Managing the debt of the City of Hamilton is a lot like managing the household debt—only the numbers are a lot bigger. Over the next 3 years Hamilton will incur significant debt as the city finally tackles the expensive rehabilitation and expansion of the sewer and water system—a necessity if the city is going to be able to accommodate the growth in population that is anticipated. A big piece of that cost will be paid out of the changes that are levied against property developers who must pay for the roads and water-wastewater infrastructure they create, as well as household water bills. Right now Hamilton’s debt sits at just under $600 Million while our reserves are pegged at $780 Million. Translated into household terms it would be the equivalent of carrying a $100,000 mortgage while you had $130,000 in a savings account—not a bad situation for the average taxpayer. But the numbers are soon going to start moving in opposite directions as the city takes on capital projects like the water and wastewater rehabilitation, and at the same time tries to chew into the roughly $2 Billion infrastructure deficit—the cumulative result of not keeping up with proper maintenance of our existing infrastructure.
Over the next four years the city debt will rise to a peak of almost $900 Million in 2017 and will then begin to taper off to an estimated $625 Million by 2023. At the same time some of the cash reserves will be depleted as some of those funds are earmarked for specific capital projects. During the next 10 years the cost of borrowing alone will hover around $100 Million—that is about $500 dollars per household.

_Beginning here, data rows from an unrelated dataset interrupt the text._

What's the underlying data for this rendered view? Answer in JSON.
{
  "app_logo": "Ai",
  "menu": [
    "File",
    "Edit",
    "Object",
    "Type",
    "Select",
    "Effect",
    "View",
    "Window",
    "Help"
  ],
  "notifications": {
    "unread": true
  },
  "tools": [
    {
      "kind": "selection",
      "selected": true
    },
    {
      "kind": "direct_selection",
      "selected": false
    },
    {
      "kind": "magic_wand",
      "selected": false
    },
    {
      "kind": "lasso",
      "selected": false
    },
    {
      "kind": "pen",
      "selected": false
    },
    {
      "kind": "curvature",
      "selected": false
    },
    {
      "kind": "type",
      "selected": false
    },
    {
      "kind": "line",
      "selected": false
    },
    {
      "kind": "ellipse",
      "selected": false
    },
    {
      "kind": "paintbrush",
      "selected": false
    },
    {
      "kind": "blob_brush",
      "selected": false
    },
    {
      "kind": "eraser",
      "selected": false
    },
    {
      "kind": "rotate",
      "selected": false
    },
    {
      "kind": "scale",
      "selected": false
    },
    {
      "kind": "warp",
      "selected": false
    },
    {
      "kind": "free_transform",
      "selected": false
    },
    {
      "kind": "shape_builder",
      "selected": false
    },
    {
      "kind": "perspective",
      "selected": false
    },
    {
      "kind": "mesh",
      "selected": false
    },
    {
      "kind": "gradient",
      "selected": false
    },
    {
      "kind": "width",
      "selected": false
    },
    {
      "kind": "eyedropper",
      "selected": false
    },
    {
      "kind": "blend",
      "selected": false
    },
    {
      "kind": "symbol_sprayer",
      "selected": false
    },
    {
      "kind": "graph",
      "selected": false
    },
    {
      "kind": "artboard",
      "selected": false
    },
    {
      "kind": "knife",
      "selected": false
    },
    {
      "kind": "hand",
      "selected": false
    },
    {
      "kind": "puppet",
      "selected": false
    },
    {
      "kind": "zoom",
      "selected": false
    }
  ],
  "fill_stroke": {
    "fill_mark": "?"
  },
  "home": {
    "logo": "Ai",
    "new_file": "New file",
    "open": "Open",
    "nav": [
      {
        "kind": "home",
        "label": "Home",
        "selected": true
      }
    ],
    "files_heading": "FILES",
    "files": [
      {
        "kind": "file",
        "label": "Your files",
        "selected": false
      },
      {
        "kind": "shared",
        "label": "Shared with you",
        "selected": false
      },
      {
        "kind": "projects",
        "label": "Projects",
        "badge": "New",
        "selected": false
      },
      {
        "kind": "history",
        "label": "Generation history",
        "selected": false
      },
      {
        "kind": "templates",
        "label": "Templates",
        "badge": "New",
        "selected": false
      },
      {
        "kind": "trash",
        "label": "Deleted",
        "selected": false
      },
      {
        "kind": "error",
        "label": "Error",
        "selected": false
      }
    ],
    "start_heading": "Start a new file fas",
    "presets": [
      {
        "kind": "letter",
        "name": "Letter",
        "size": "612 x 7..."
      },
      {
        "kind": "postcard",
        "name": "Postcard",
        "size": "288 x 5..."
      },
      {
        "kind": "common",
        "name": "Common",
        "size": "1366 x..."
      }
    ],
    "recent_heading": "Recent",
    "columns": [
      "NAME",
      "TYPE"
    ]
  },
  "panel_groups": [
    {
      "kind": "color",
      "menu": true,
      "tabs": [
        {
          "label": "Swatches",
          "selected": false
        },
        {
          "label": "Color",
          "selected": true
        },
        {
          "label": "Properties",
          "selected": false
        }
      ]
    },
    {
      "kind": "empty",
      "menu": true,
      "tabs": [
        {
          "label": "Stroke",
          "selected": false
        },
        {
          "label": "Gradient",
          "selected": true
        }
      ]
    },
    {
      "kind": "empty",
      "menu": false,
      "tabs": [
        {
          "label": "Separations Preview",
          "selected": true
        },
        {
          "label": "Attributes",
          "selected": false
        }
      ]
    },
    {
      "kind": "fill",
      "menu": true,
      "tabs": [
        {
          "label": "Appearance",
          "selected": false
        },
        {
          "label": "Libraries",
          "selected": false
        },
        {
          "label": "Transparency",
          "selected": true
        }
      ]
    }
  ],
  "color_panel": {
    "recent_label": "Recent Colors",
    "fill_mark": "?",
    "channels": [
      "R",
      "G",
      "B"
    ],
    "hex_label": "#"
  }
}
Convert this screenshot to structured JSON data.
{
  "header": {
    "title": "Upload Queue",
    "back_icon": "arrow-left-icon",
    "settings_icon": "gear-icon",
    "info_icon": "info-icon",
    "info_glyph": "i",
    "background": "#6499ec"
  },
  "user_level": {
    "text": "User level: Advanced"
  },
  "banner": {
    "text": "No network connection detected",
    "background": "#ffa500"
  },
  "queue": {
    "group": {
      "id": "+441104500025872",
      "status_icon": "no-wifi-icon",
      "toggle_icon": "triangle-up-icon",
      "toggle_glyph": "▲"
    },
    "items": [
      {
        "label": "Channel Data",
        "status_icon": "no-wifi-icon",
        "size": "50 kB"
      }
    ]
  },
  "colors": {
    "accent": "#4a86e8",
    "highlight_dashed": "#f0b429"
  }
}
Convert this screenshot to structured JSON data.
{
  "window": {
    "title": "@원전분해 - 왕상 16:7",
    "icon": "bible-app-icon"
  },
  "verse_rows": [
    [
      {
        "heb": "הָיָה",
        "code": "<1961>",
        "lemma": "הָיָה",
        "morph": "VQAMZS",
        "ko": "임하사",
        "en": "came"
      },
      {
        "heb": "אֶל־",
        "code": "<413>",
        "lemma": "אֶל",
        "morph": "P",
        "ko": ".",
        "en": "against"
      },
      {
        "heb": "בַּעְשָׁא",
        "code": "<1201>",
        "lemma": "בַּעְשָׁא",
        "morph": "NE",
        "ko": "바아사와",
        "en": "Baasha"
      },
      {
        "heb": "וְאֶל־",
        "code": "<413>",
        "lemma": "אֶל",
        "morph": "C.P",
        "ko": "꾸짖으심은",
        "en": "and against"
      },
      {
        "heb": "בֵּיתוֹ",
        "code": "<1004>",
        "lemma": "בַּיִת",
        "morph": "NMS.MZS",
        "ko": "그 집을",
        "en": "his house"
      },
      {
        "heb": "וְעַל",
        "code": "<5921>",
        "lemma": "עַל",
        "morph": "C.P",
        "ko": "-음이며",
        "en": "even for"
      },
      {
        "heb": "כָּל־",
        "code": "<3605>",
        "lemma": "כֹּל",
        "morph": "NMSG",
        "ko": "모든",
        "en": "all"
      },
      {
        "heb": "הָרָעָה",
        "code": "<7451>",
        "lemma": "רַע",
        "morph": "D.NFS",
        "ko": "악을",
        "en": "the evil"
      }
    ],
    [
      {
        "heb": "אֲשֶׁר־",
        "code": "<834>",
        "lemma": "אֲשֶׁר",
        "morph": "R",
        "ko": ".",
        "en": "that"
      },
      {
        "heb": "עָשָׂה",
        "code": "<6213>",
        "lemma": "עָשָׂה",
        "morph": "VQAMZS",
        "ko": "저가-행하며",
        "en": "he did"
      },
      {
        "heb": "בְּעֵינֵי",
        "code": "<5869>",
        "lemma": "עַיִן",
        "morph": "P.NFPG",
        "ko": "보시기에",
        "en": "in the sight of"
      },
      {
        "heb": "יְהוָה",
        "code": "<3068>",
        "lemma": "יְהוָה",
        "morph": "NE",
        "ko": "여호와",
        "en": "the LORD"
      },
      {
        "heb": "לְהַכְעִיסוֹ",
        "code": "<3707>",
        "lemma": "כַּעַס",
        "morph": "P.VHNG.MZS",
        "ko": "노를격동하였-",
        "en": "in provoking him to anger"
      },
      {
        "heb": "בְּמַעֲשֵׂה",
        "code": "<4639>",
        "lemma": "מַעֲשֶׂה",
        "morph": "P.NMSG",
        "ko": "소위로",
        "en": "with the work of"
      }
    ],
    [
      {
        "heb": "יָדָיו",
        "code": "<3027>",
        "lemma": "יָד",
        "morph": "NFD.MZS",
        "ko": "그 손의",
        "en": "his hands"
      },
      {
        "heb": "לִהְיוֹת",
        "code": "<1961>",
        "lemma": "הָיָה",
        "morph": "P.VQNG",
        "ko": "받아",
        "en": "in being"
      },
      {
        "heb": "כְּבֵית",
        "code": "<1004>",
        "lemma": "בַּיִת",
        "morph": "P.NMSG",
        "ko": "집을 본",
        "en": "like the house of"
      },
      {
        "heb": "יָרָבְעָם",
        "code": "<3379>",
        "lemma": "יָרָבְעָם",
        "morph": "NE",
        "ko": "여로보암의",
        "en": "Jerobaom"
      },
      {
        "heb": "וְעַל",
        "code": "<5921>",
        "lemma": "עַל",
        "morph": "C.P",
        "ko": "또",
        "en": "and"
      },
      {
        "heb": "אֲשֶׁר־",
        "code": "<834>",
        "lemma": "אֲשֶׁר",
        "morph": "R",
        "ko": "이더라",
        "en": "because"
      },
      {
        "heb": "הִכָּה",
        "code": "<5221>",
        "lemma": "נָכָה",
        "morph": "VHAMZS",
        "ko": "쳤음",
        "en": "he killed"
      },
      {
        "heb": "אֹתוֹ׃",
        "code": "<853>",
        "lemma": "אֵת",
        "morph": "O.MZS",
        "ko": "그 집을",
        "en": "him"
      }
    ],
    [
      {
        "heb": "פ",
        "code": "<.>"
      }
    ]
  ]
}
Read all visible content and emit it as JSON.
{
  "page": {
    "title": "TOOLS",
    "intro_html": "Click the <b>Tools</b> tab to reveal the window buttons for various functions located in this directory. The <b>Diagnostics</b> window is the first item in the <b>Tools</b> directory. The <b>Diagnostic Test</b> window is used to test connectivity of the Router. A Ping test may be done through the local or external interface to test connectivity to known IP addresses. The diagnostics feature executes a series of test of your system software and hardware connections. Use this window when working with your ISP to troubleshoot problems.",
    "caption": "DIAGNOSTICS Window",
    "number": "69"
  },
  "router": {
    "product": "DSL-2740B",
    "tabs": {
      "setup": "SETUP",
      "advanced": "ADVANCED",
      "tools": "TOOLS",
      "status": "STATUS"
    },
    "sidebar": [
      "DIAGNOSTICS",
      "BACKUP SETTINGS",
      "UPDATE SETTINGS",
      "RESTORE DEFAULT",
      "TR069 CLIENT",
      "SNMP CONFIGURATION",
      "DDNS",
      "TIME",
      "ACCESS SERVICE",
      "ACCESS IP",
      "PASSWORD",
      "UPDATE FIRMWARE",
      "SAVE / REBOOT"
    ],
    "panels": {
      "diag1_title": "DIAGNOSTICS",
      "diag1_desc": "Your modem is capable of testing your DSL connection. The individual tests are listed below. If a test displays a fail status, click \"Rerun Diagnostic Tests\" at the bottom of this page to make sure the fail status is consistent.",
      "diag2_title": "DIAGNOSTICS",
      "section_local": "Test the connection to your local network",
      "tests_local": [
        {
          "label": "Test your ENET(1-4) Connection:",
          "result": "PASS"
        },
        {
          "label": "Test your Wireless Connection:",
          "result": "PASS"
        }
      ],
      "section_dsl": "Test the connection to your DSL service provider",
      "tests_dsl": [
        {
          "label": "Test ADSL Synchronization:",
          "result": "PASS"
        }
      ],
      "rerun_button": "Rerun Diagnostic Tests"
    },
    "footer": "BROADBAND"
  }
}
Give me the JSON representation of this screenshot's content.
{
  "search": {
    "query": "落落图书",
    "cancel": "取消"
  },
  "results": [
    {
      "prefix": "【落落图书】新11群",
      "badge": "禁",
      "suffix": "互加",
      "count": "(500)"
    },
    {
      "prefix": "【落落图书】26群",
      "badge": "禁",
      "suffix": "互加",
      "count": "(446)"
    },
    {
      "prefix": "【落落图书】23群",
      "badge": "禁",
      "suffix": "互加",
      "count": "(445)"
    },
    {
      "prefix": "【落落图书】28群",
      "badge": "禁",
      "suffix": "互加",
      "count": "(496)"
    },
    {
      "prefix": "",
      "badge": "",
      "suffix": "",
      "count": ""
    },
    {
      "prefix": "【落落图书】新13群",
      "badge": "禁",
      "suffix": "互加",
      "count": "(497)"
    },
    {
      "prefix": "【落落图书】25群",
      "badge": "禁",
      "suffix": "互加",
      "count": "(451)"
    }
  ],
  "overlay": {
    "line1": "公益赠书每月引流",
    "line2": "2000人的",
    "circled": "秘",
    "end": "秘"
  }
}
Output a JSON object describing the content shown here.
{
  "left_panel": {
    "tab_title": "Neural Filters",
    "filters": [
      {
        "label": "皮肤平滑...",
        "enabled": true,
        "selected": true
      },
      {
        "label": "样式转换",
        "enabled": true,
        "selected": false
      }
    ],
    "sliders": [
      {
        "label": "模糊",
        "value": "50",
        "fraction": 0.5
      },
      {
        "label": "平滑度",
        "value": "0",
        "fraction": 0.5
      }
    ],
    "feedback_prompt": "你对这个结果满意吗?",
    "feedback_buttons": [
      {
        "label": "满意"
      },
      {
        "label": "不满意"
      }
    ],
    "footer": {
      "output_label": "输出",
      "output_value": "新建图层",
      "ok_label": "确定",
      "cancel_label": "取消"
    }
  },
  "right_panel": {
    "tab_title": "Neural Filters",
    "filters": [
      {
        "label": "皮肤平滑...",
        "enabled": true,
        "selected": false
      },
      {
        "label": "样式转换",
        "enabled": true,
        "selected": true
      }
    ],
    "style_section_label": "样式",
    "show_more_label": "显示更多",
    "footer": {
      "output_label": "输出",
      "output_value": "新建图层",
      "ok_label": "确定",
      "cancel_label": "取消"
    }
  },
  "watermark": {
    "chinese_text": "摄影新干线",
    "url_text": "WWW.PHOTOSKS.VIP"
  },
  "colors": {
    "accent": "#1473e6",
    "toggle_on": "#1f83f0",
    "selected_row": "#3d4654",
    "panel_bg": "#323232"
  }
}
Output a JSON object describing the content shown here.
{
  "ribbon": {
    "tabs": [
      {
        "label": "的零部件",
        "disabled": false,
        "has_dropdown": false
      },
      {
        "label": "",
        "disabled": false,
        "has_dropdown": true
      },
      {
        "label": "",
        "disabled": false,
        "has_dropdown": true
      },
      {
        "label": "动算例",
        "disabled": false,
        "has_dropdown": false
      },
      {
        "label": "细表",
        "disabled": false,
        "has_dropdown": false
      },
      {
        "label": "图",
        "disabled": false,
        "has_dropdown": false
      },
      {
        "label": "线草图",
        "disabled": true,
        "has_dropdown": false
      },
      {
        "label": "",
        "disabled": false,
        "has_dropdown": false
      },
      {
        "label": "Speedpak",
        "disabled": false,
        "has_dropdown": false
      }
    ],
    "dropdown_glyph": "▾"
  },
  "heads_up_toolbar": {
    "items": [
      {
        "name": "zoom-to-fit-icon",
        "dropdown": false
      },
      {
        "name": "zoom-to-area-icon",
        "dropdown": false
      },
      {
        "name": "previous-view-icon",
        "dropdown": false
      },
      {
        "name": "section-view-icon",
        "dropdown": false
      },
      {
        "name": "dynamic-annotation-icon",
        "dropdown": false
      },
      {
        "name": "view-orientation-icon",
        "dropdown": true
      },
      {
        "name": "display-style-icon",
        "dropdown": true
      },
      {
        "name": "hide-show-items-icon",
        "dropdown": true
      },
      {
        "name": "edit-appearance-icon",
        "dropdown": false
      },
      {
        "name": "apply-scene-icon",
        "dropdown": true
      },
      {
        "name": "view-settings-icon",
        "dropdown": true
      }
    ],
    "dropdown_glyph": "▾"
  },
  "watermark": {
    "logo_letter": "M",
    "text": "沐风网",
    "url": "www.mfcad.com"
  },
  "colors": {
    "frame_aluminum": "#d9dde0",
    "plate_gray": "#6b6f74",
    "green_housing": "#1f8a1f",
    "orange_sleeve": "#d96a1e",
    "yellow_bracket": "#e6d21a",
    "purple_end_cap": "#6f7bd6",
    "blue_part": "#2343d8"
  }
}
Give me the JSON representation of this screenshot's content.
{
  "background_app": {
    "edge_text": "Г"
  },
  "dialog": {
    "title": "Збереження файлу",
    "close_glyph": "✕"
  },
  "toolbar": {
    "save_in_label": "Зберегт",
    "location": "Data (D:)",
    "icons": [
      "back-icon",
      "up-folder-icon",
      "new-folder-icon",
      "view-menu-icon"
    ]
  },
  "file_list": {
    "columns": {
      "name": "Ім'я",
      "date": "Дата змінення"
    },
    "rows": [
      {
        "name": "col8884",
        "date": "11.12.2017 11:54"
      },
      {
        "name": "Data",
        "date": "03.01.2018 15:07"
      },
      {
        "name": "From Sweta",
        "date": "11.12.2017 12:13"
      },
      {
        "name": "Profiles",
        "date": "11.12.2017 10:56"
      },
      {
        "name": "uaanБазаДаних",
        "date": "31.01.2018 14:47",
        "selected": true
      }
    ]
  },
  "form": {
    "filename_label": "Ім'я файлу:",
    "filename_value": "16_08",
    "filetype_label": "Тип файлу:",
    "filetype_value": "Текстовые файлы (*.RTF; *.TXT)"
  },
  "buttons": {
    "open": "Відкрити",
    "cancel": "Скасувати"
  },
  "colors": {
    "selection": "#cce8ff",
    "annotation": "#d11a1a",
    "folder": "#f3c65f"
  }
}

Compared to other cities Hamilton is in the mid range in terms of debt per capita at $783. The most indebted municipalities are York Region and Toronto at $2,057 and $1,578. London’s per capita debt is 25 percent higher than Hamilton. Standard and Poor rates Hamilton’s credit at “AA – stable” which translates into “Very strong capacity to meet financial commitments.”